It was pretty obvious what I would be writing about for this week’s blog. What I didn’t know is how the topic would make me think and feel.
Saturday night I went to the Balding for Boney event. It was a concert put on by the SFU Pipe Band to raise money for the BC Cancer Foundation to honour Andrew Bonar. Andrew, or Boney as everyone calls him, had emergency surgery back in November to remove a brain tumour. His story is horrendous and it’s best to hear the tale straight from the man himself, https://www.pipesdrums.com/article/andrew-bonar-in-his-own-words/
Boney is one of the iconic people in the piping world. And when I say world, I really mean world. This guy is famous and deserves all the attention he gets.
Knowing all of this I went to the concert. Along with everyone else, I was gleefully aware that pledges were being made to entice the SFU Pipe Band members to shave their heads. The more money that came in meant more people would have to go under the razor. (Insert evil laugh here.)
The concert was what you would expect from one of the world’s best pipe bands. To double the entertainment value, the Heather Jolley Dancers were also there to wow us. The added benefit was that two of the youngest members are Boney’s children. Yes, the concert was sold out. And yes, hundreds logged on to the live-streaming on the internet.

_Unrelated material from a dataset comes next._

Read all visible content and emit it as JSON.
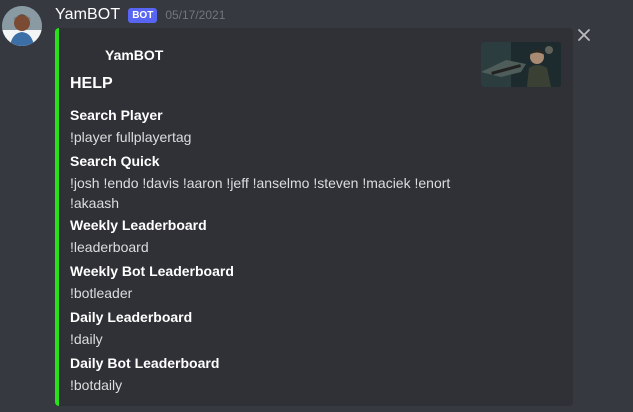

So I watched and listened and thought. I scanned people’s faces for answers. I eavesdropped on conversations to get reactions. I searched for clues. What was going to make this fundraiser different? What touched my heart? What touched theirs? What would touch yours?
In the end it was the little things that still echo for me.
The way Boney’s kids hugged him after they danced.
The way people with shaved heads seem to look alike. (Well especially if they are all wearing the same t-shirts and kilts.) But maybe it had more to do with the bliss that oozed out of each of them. There is a brotherhood in joining together and stepping up to do the right thing.
The way Boney’s voice cracked during his speech as he thanked his doctor. In that second it wasn’t about music or dancing or raising money to fight cancer.
It was about one man saving another man’s life.
And for that we were all grateful.